Direct measurement of the mechanical work during translocation by the ribosome.
Bottom Line: Here, we address these questions using optical tweezers to follow translation by individual ribosomes along single mRNA molecules, against an applied force.We find that translocation rates depend exponentially on the force, with a characteristic distance close to the one-codon step, ruling out the existence of sub-steps and showing that the ribosome likely functions as a Brownian ratchet.We show that the ribosome generates ∼13 pN of force, barely sufficient to unwind the most stable structures in mRNAs, thus providing a basis for their regulatory role.
Affiliation: Jason L Choy Laboratory of Single Molecule Biophysics, University of California, Berkeley, Berkeley, United States Department of Physics, University of California, Berkeley, Berkeley, United States.Show MeSH

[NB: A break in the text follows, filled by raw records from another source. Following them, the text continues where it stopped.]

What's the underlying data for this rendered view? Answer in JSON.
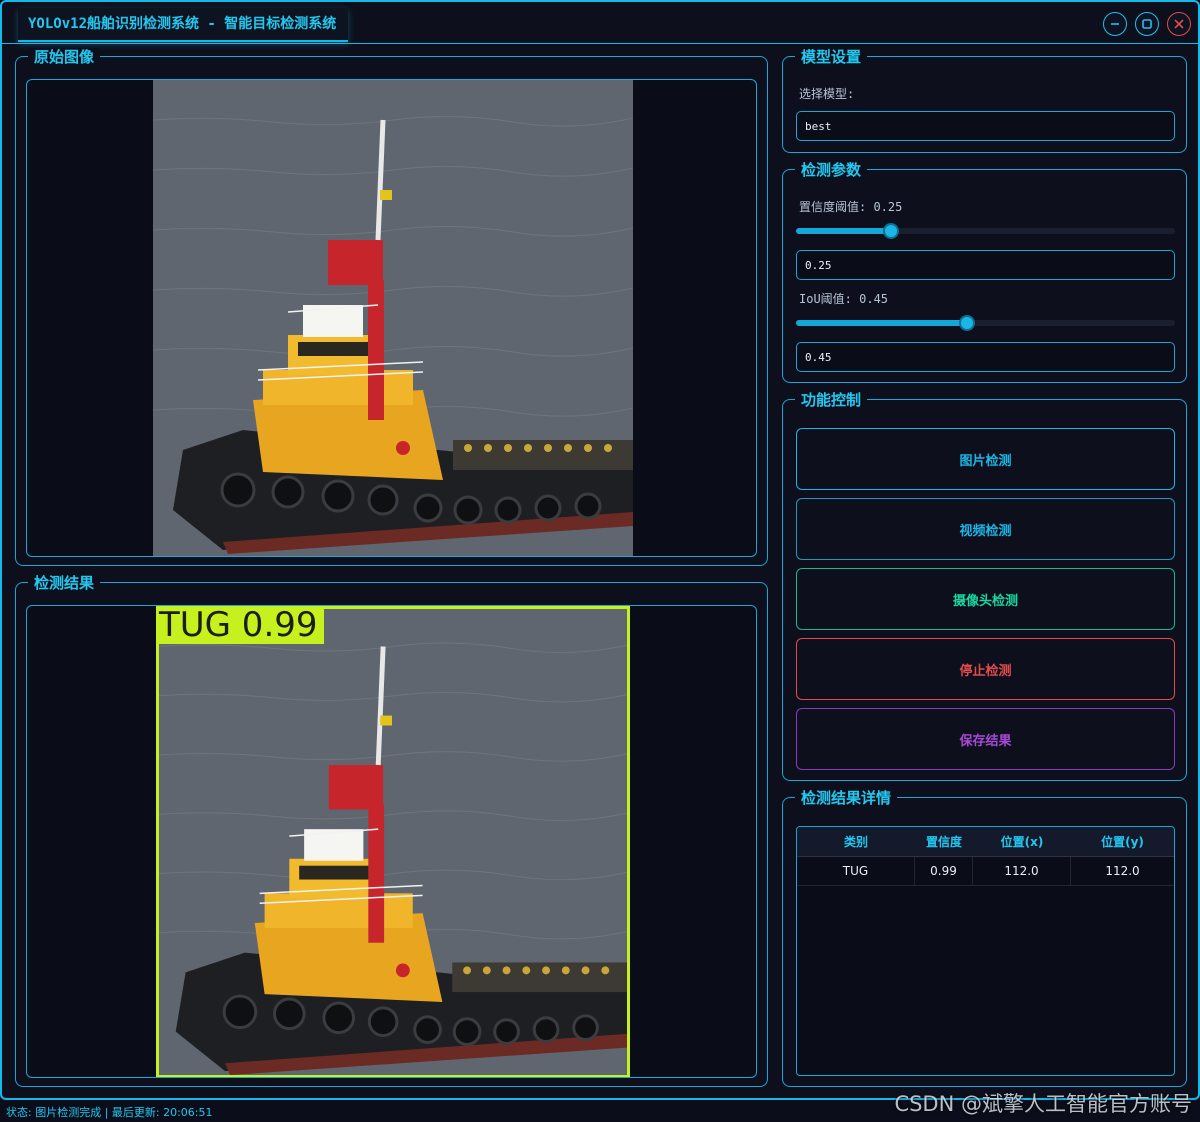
{
  "window": {
    "title": "YOLOv12船舶识别检测系统 - 智能目标检测系统",
    "controls": {
      "minimize": "minimize-icon",
      "maximize": "maximize-icon",
      "close": "close-icon"
    }
  },
  "original_panel": {
    "title": "原始图像"
  },
  "result_panel": {
    "title": "检测结果",
    "detection_label": "TUG 0.99",
    "box_color": "#c6f01e"
  },
  "model_settings": {
    "title": "模型设置",
    "select_label": "选择模型:",
    "selected_model": "best"
  },
  "detect_params": {
    "title": "检测参数",
    "conf_label": "置信度阈值: 0.25",
    "conf_value": 0.25,
    "conf_input": "0.25",
    "iou_label": "IoU阈值: 0.45",
    "iou_value": 0.45,
    "iou_input": "0.45"
  },
  "controls": {
    "title": "功能控制",
    "image_detect": "图片检测",
    "video_detect": "视频检测",
    "camera_detect": "摄像头检测",
    "stop_detect": "停止检测",
    "save_result": "保存结果",
    "colors": {
      "image": "#1ab6e6",
      "video": "#1ab6e6",
      "camera": "#1ad6a0",
      "stop": "#e14b4b",
      "save": "#a64ad6"
    }
  },
  "details": {
    "title": "检测结果详情",
    "headers": [
      "类别",
      "置信度",
      "位置(x)",
      "位置(y)"
    ],
    "rows": [
      [
        "TUG",
        "0.99",
        "112.0",
        "112.0"
      ]
    ]
  },
  "status": {
    "text": "状态: 图片检测完成 | 最后更新: 20:06:51"
  },
  "watermark": "CSDN @斌擎人工智能官方账号"
}
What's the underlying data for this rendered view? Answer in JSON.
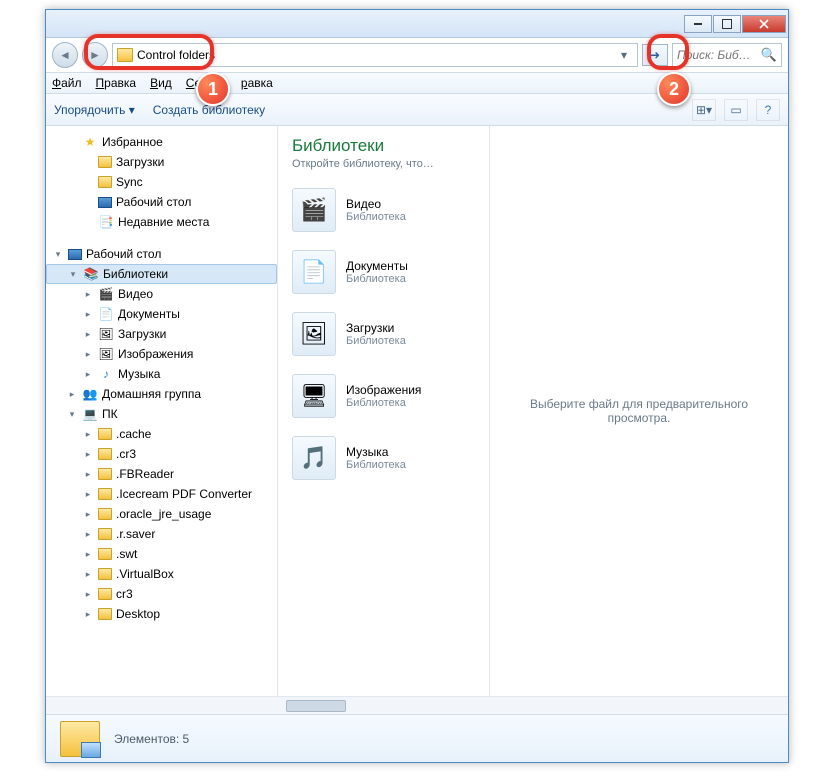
{
  "address_value": "Control folders",
  "search_placeholder": "Поиск: Биб…",
  "menu": {
    "file": "Файл",
    "edit": "Правка",
    "view": "Вид",
    "service": "Сервис",
    "help": "равка"
  },
  "toolbar": {
    "organize": "Упорядочить ▾",
    "newlib": "Создать библиотеку"
  },
  "sidebar": {
    "fav": "Избранное",
    "downloads": "Загрузки",
    "sync": "Sync",
    "desktop": "Рабочий стол",
    "recent": "Недавние места",
    "desktop2": "Рабочий стол",
    "libraries": "Библиотеки",
    "video": "Видео",
    "documents": "Документы",
    "downloads2": "Загрузки",
    "images": "Изображения",
    "music": "Музыка",
    "homegroup": "Домашняя группа",
    "pc": "ПК",
    "folders": [
      ".cache",
      ".cr3",
      ".FBReader",
      ".Icecream PDF Converter",
      ".oracle_jre_usage",
      ".r.saver",
      ".swt",
      ".VirtualBox",
      "cr3",
      "Desktop"
    ]
  },
  "main": {
    "title": "Библиотеки",
    "subtitle": "Откройте библиотеку, что…",
    "type_label": "Библиотека",
    "items": [
      {
        "name": "Видео",
        "icon": "🎬"
      },
      {
        "name": "Документы",
        "icon": "📄"
      },
      {
        "name": "Загрузки",
        "icon": "🖼"
      },
      {
        "name": "Изображения",
        "icon": "🖥"
      },
      {
        "name": "Музыка",
        "icon": "🎵"
      }
    ]
  },
  "preview_text": "Выберите файл для предварительного просмотра.",
  "status_text": "Элементов: 5",
  "callouts": {
    "1": "1",
    "2": "2"
  }
}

Mentions: We find that as the opposing force, F, is increased, the mean pause-free velocity, v, decreases monotonically (Figure 2), indicating that mRNA translocation is rate limiting under the conditions of the experiment. Note that the applied force acts between the 3′ end of the mRNA and the small 30S subunit; there is no directly applied force between the mRNA and the large 50S subunit or between the 30S and the 50S subunits. In addition, the position of the attachment point (protein S16, in the ‘back’ of the 30S subunit) was chosen because it is remote of any known functional site and is not known to exhibit conformational dynamics during translocation. As a result, force only affects directly the mechanical step in which the anticodon loops of the tRNAs move from the A and P sites to the canonical P and E sites of the 30S subunit, respectively, together with the concomitant movement of the mRNA with respect to the ribosome. Hence, the position of the ribosome relative to the mRNA provides a convenient reaction coordinate to follow the translocation reaction during translational elongation. We can, thus, fit our data to an Arrhenius expression(1)v(F)=v0exp(−F·x˜kBT),where is the typical distance over which the force acts, v0 is the zero-force translocation velocity, kB is Boltzmann's constant and T = 296 K is the absolute temperature. The fit yields a zero-force velocity v0 = 2.9 codons/s (1.8, 4.0) and a distance = 1.4 nm (0.9, 1.8). The numbers in parenthesis indicate 95% confidence bounds.10.7554/eLife.03406.005Figure 2.Pause-free translational velocity as a function of opposing force.
Affiliation: Jason L Choy Laboratory of Single Molecule Biophysics, University of California, Berkeley, Berkeley, United States Department of Physics, University of California, Berkeley, Berkeley, United States.